As the COVID-19 pandemic spreads, it has exacerbated living conditions. With the possibility of the pandemic stretching on for years, more urbanites have considered the move to rural areas and small towns. As the pandemic's impact is felt globally, there is a turn towards existing plans, multi-family housing and mobile units. Today, designers are looking to these typologies and how their ideas can be implemented in new settings.
Originally designed as an experimental solution for high-quality housing in dense urban environments, Habitat 67 is one example integrating two housing typologies—the suburban garden home and the economical high-rise apartment building. Illustrating the possibilities of more dense rural environments, the following projects take a look at how multi-unit housing can build new connections between architecture and nature.
Built on the highest point of the Katschberg Alpline Pass, 1600 meters high, these two monolithic apartment-towers were made to demonstrate an almost symbolic portal between the two provinces Salzburg and Kärnten and have become the new town’s landmark between the mountains and nature.
San Jose de la Sierra is a development of eight apartments within a three story exposed concrete building. The team was challenged to provide a housing alternative that had to convey both the opening and freedom of a house with the security of a flat. The site is located in the foothills of the Andes.
Xixi, a national wetland park located on the outskirts of Hangzhou, is a built landscape and an area of nature, which has been shaped by man for over a thousand years. The relationship between landscape, architecture, and water is key to the atmosphere in Xixi. This atmosphere has been integrated into a new development of apartment buildings.

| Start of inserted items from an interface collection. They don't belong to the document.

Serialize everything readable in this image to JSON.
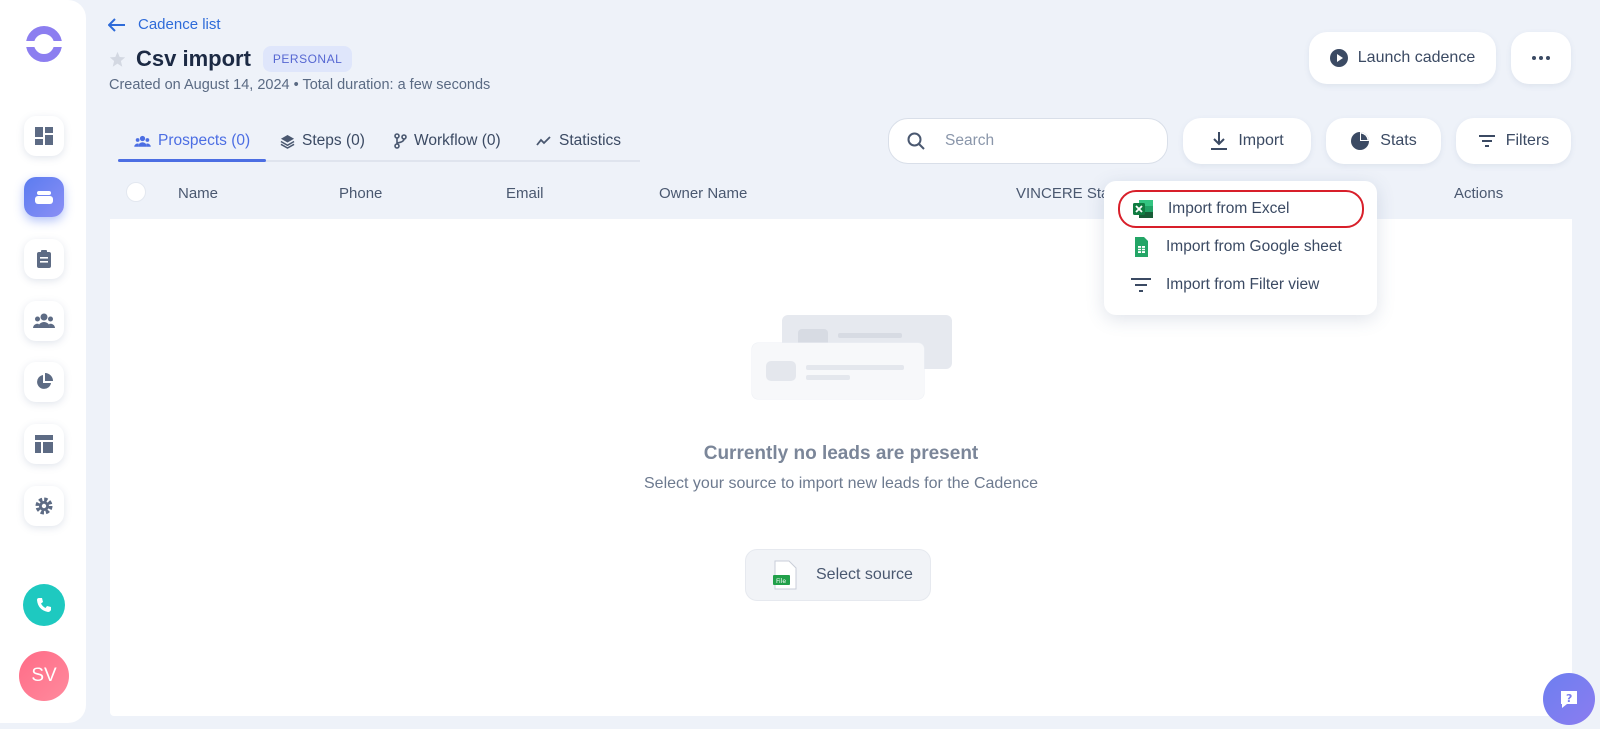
{
  "header": {
    "back_label": "Cadence list",
    "title": "Csv import",
    "badge": "PERSONAL",
    "subtitle": "Created on August 14, 2024 • Total duration: a few seconds",
    "launch_label": "Launch cadence"
  },
  "tabs": [
    {
      "label": "Prospects (0)",
      "icon": "users-icon",
      "active": true
    },
    {
      "label": "Steps (0)",
      "icon": "layers-icon"
    },
    {
      "label": "Workflow (0)",
      "icon": "branch-icon"
    },
    {
      "label": "Statistics",
      "icon": "trend-icon"
    }
  ],
  "toolbar": {
    "search_placeholder": "Search",
    "import_label": "Import",
    "stats_label": "Stats",
    "filters_label": "Filters"
  },
  "table": {
    "columns": [
      "Name",
      "Phone",
      "Email",
      "Owner Name",
      "VINCERE Stat",
      "Actions"
    ]
  },
  "empty_state": {
    "title": "Currently no leads are present",
    "subtitle": "Select your source to import new leads for the Cadence",
    "button_label": "Select source"
  },
  "import_menu": {
    "items": [
      {
        "label": "Import from Excel",
        "icon": "excel-icon",
        "highlighted": true
      },
      {
        "label": "Import from Google sheet",
        "icon": "google-sheet-icon"
      },
      {
        "label": "Import from Filter view",
        "icon": "filter-icon"
      }
    ]
  },
  "user": {
    "initials": "SV"
  },
  "colors": {
    "accent": "#4c6ee3",
    "highlight": "#d81f2a",
    "phone": "#1ec9c0",
    "avatar": "#ff6c87"
  }
}
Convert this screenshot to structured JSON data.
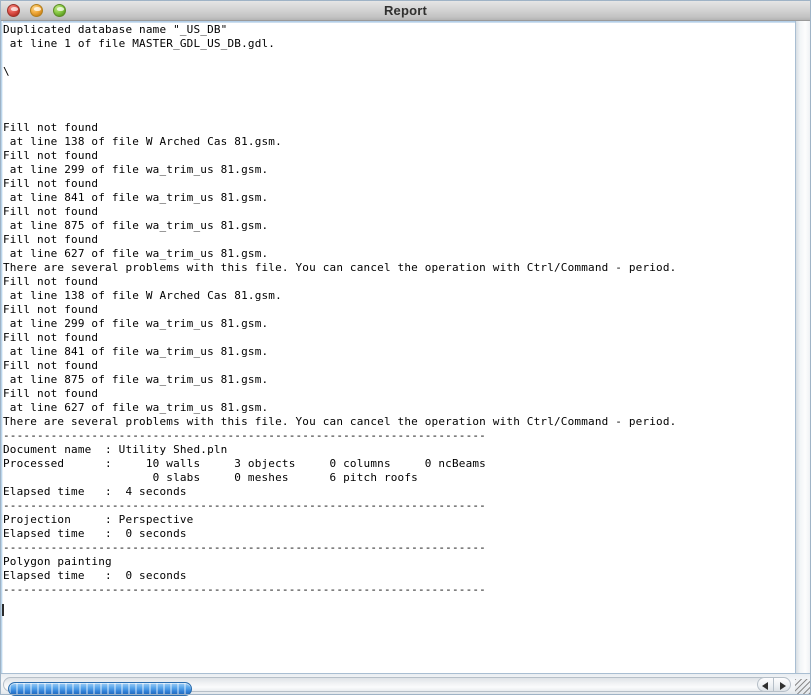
{
  "window": {
    "title": "Report",
    "controls": [
      {
        "name": "close",
        "label": "Close",
        "color": "#e2564e"
      },
      {
        "name": "minimize",
        "label": "Minimize",
        "color": "#f2ad3f"
      },
      {
        "name": "zoom",
        "label": "Zoom",
        "color": "#8ccc48"
      }
    ]
  },
  "report": {
    "lines": [
      "Duplicated database name \"_US_DB\"",
      " at line 1 of file MASTER_GDL_US_DB.gdl.",
      "",
      "\\",
      "",
      "",
      "",
      "Fill not found",
      " at line 138 of file W Arched Cas 81.gsm.",
      "Fill not found",
      " at line 299 of file wa_trim_us 81.gsm.",
      "Fill not found",
      " at line 841 of file wa_trim_us 81.gsm.",
      "Fill not found",
      " at line 875 of file wa_trim_us 81.gsm.",
      "Fill not found",
      " at line 627 of file wa_trim_us 81.gsm.",
      "There are several problems with this file. You can cancel the operation with Ctrl/Command - period.",
      "Fill not found",
      " at line 138 of file W Arched Cas 81.gsm.",
      "Fill not found",
      " at line 299 of file wa_trim_us 81.gsm.",
      "Fill not found",
      " at line 841 of file wa_trim_us 81.gsm.",
      "Fill not found",
      " at line 875 of file wa_trim_us 81.gsm.",
      "Fill not found",
      " at line 627 of file wa_trim_us 81.gsm.",
      "There are several problems with this file. You can cancel the operation with Ctrl/Command - period.",
      "-----------------------------------------------------------------------",
      "Document name  : Utility Shed.pln",
      "Processed      :     10 walls     3 objects     0 columns     0 ncBeams",
      "                      0 slabs     0 meshes      6 pitch roofs",
      "Elapsed time   :  4 seconds",
      "-----------------------------------------------------------------------",
      "Projection     : Perspective",
      "Elapsed time   :  0 seconds",
      "-----------------------------------------------------------------------",
      "Polygon painting",
      "Elapsed time   :  0 seconds",
      "-----------------------------------------------------------------------"
    ],
    "summary": {
      "document_name": "Utility Shed.pln",
      "walls": 10,
      "objects": 3,
      "columns": 0,
      "ncBeams": 0,
      "slabs": 0,
      "meshes": 0,
      "pitch_roofs": 6,
      "processing_elapsed_seconds": 4,
      "projection": "Perspective",
      "projection_elapsed_seconds": 0,
      "polygon_painting_elapsed_seconds": 0
    },
    "errors": {
      "duplicated_database_name": "_US_DB",
      "duplicated_database_file": "MASTER_GDL_US_DB.gdl",
      "duplicated_database_line": 1,
      "fill_not_found_entries": [
        {
          "line": 138,
          "file": "W Arched Cas 81.gsm"
        },
        {
          "line": 299,
          "file": "wa_trim_us 81.gsm"
        },
        {
          "line": 841,
          "file": "wa_trim_us 81.gsm"
        },
        {
          "line": 875,
          "file": "wa_trim_us 81.gsm"
        },
        {
          "line": 627,
          "file": "wa_trim_us 81.gsm"
        }
      ],
      "warning": "There are several problems with this file. You can cancel the operation with Ctrl/Command - period."
    }
  },
  "scrollbars": {
    "horizontal": {
      "thumb_percent": 24,
      "left_arrow": "◀",
      "right_arrow": "▶"
    },
    "vertical": {
      "thumb_percent": 100
    }
  },
  "colors": {
    "titlebar_text": "#30302f",
    "text": "#000000",
    "background": "#ffffff",
    "scrollbar_accent": "#2f7fd6",
    "focus_ring": "#9cc0e0"
  }
}
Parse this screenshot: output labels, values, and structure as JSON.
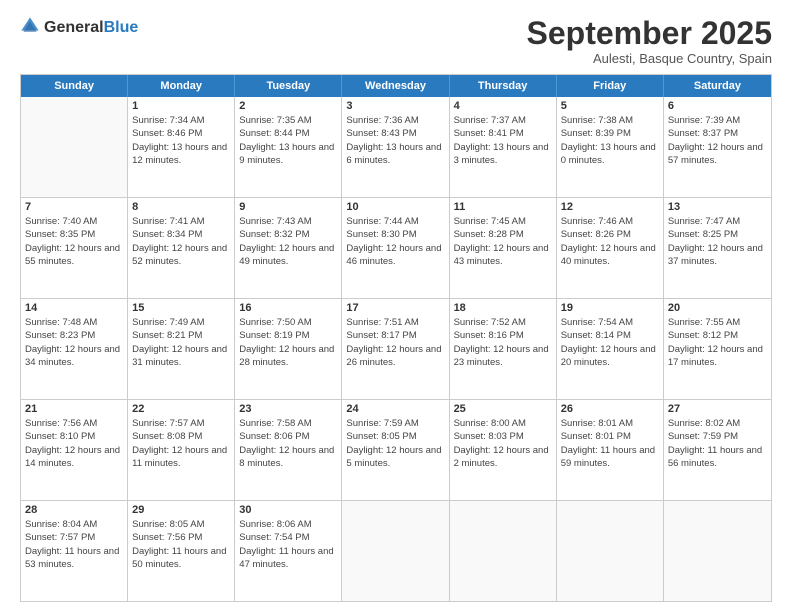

This housing arrangement adapts to the existing topography by following it. It was designed around maximum density, maximum privacy, and maximum views. The units were made to feel like houses, not apartments, due to the topography and large outside terraces. All units have views to the Pacific Ocean.
Eling Residences are spread across the highest plateau of Eling Hill, adjacent to Chongqing’s well-known Eling Park and overlooking the Yuzhong Peninsula—the central point of the Chongqing municipality—and the Yangtze River. The development contains 126 apartments organized into terraces that echo the slope of the site.
The expandable house is designed to be one part of a sustainable response to the challenges of development in Indonesia’s Riau Archipelago. The expandable house project focuses on the challenge of housing. It does so by allowing the building to be flexibly configured around the fluctuating patterns of resource consumption and expenditure, or metabolism, of its residents.
MAD’s scheme for this mountain village is part of a larger tourism masterplan for Huangshan Taiping Lake. Composed in deference to the local topography, each of the buildings are diverse in height and appearance, and have been conceived to ensure that the original mountain levels are maintained.
This article is part of the ArchDaily Topic: How Will We Live Together. Every month we explore a topic in-depth through articles, interviews, news, and projects. Learn more about our monthly topics here. As always, at ArchDaily we welcome the contributions of our readers; if you want to submit an article or project, contact us.